(Work instruction): Pick each line that has "Portfolio" out of the records.

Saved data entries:
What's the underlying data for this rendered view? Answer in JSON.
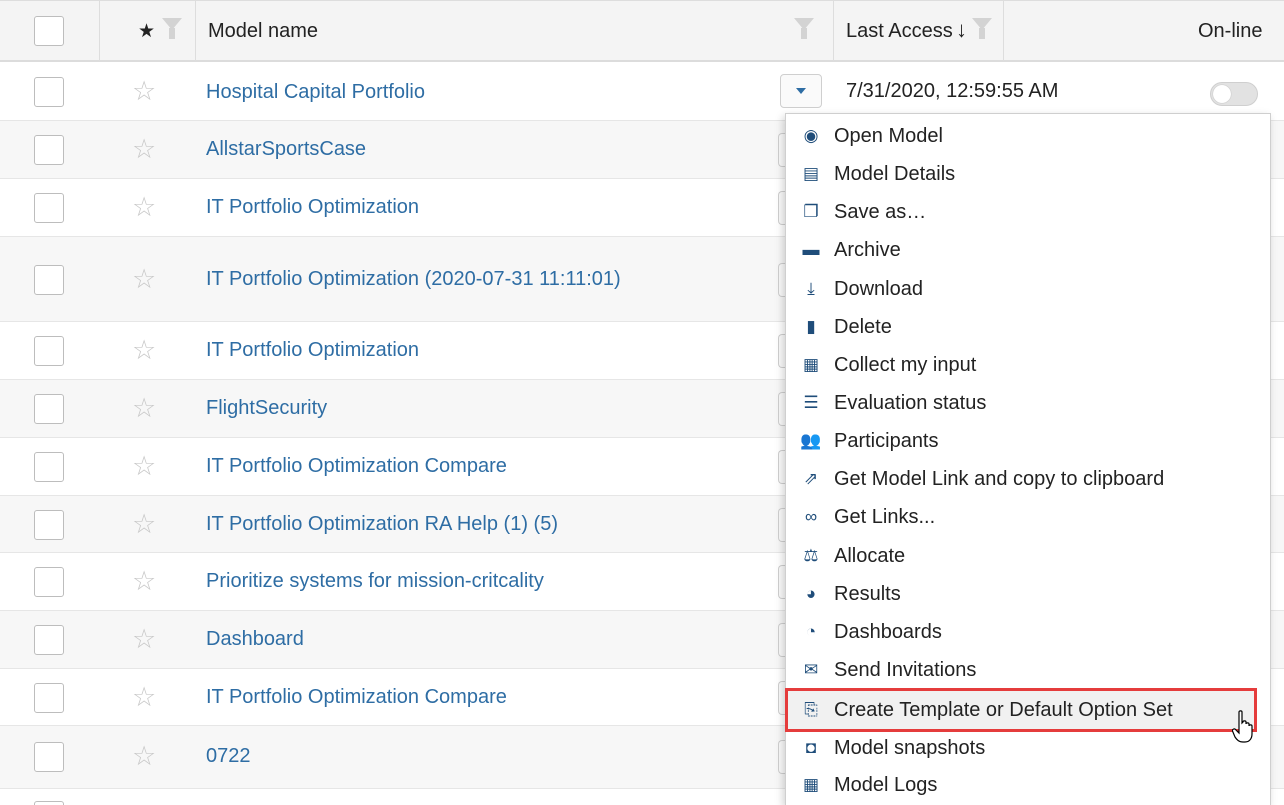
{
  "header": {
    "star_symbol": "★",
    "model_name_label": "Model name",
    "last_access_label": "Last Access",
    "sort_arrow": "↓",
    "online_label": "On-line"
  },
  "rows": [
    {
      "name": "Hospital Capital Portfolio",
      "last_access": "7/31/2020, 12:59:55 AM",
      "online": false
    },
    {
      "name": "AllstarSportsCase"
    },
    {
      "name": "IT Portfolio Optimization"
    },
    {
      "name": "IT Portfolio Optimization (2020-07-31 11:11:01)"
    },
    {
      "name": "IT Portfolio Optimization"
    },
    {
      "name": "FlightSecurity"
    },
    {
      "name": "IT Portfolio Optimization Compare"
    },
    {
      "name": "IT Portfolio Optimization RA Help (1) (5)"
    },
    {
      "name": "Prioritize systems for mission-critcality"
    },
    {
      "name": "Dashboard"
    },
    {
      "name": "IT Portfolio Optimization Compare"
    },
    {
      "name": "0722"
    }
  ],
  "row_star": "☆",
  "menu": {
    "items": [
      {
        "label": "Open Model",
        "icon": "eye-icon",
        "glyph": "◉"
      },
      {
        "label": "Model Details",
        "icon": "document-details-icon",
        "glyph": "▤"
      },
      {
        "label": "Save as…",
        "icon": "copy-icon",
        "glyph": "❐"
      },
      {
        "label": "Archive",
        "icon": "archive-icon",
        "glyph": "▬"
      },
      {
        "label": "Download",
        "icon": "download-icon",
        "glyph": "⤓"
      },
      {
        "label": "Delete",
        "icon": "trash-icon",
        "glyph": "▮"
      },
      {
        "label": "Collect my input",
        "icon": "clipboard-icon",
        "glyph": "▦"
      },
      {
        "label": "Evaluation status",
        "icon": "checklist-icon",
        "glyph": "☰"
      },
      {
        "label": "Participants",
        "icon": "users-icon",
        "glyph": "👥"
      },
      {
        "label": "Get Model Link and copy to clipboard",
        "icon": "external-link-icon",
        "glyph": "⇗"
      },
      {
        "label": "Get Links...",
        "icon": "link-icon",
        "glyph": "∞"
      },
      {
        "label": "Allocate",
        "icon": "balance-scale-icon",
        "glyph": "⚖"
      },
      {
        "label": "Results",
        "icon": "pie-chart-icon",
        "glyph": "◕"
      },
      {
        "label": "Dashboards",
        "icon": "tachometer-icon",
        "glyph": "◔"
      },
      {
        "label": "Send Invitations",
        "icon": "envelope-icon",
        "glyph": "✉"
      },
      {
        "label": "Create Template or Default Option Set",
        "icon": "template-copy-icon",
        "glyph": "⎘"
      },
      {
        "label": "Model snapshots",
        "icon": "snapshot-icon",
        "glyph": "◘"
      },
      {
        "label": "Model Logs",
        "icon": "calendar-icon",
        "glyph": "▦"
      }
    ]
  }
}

(Result of this exercise):
      "name": "Hospital Capital Portfolio",
      "name": "IT Portfolio Optimization"
      "name": "IT Portfolio Optimization (2020-07-31 11:11:01)"
      "name": "IT Portfolio Optimization"
      "name": "IT Portfolio Optimization Compare"
      "name": "IT Portfolio Optimization RA Help (1) (5)"
      "name": "IT Portfolio Optimization Compare"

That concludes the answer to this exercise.